Depending on what you’re able to do, it may make sense for you to help cover your child’s room and board, meal plan, insurances, medical expenses, etc. But once the necessities are taken care of, you may want to consider leaving the rest up to your child. Without a steady or reliable source of income from you, it can quickly become apparent what are needs (food, school supplies, etc.) and what are wants (going out to eat, weekend trips, movies, etc.)

Whatever approach you decide to take, sit down and make the expectations clear before they head off to school.

Preparation #3: Discuss the Importance of Making Money Last

While some college students choose to work on campus to help supplement the cost of their living expenses, many may not. And for those that do choose to work, their hours may be limited to what they can fit into a schedule packed with classes and extra activities.

For many students entering college, it’s likely that they held a summer job or internship during the months leading up to college, or they have a bit of savings socked away for the semester. You may have even chosen to give your child a lump sum at the beginning of the semester to cover extra expenses. Whatever the case may be, you’ll want to help your child understand the importance of making the money they have last through budgeting and saving.

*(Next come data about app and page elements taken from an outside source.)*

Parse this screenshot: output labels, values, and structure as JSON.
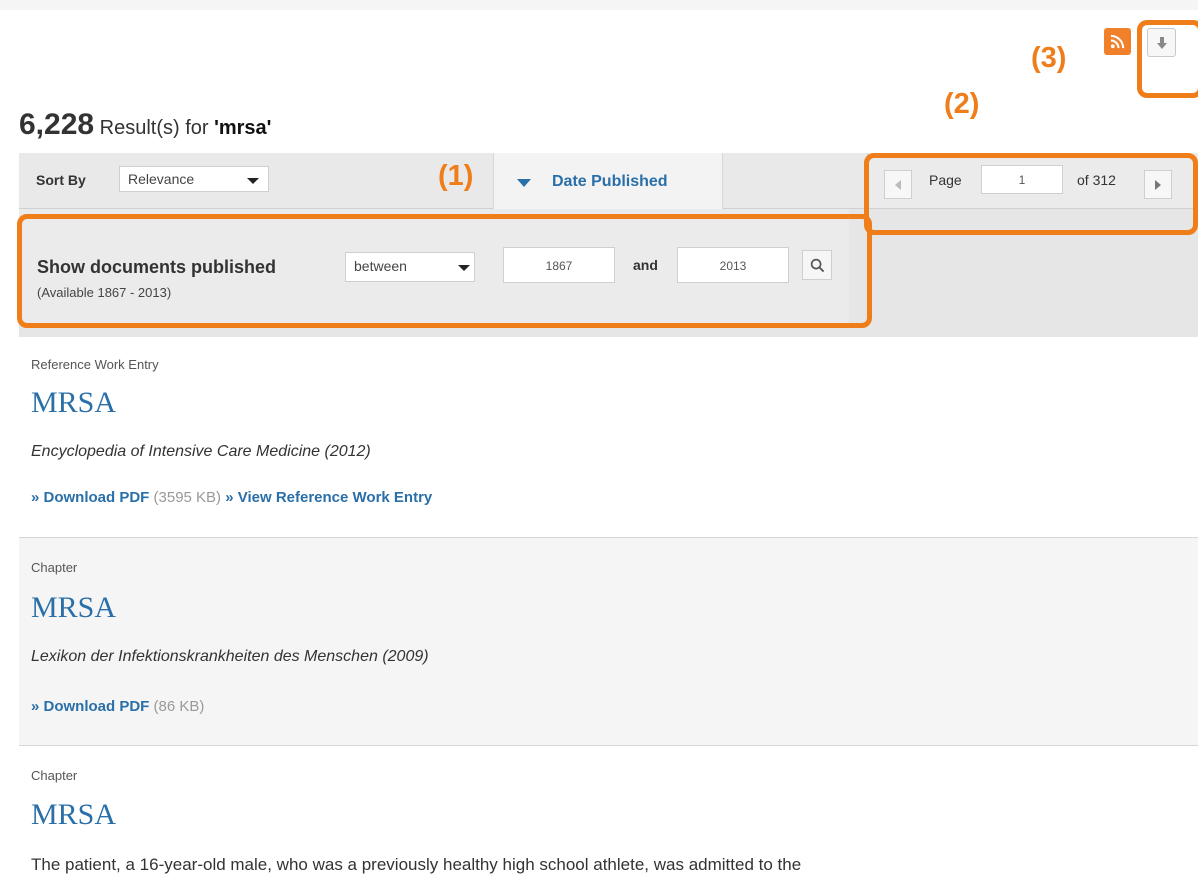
{
  "header": {
    "count": "6,228",
    "results_text": "Result(s) for",
    "query": "'mrsa'"
  },
  "annotations": {
    "a1": "(1)",
    "a2": "(2)",
    "a3": "(3)",
    "color": "#ef7d1a"
  },
  "toolbar": {
    "sort_label": "Sort By",
    "sort_value": "Relevance",
    "date_tab_label": "Date Published",
    "pager": {
      "page_label": "Page",
      "page_value": "1",
      "of_label": "of 312"
    }
  },
  "filter": {
    "title": "Show documents published",
    "subtitle": "(Available 1867 - 2013)",
    "mode": "between",
    "from_year": "1867",
    "and_label": "and",
    "to_year": "2013"
  },
  "icons": {
    "rss": "rss-icon",
    "download": "download-icon",
    "search": "search-icon"
  },
  "results": [
    {
      "type": "Reference Work Entry",
      "title": "MRSA",
      "source": "Encyclopedia of Intensive Care Medicine (2012)",
      "download_label": "» Download PDF",
      "size": "(3595 KB)",
      "view_label": "» View Reference Work Entry"
    },
    {
      "type": "Chapter",
      "title": "MRSA",
      "source": "Lexikon der Infektionskrankheiten des Menschen (2009)",
      "download_label": "» Download PDF",
      "size": "(86 KB)"
    },
    {
      "type": "Chapter",
      "title": "MRSA",
      "snippet": "The patient, a 16-year-old male, who was a previously healthy high school athlete, was admitted to the"
    }
  ],
  "colors": {
    "accent": "#2a6fa8",
    "rss": "#f0812a"
  }
}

Work with your child to give them a realistic idea of what expenses they may need to account for. Help them understand that without a steady income stream during the semester, they’ll need to spend and save what they have wisely.

Seeing your child head off to college for the first time is a feeling like no other. But as you work on buying bedding and gathering textbooks, make sure to set some time aside to help your kid understand the financial implications their first step into freedom and independence will likely have. Doing so now can help them feel comfortable and confident in the financial decisions they’re making all semester long.

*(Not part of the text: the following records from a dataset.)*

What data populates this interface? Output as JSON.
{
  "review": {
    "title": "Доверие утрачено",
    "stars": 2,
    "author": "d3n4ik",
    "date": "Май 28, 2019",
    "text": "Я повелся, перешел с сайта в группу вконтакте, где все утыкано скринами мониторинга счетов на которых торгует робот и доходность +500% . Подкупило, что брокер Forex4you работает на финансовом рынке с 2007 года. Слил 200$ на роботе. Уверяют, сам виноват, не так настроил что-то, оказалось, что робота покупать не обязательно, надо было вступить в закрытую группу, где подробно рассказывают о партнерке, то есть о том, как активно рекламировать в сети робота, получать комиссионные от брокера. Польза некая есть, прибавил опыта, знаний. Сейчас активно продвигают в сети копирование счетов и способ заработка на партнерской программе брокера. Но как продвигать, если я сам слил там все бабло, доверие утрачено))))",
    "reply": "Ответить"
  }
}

  1. https://www.ftc.gov/sites/default/files/documents/statutes/credit-card-accountability-responsibility-and-disclosure-act-2009-credit-card-act/credit-card-pub-l-111-24_0.pdf

This content is developed from sources believed to be providing accurate information, and provided by Twenty Over Ten. It may not be used for the purpose of avoiding any federal tax penalties. Please consult legal or tax professionals for specific information regarding your individual situation. The opinions expressed and material provided are for general information, and should not be considered a solicitation for the purchase or sale of any security.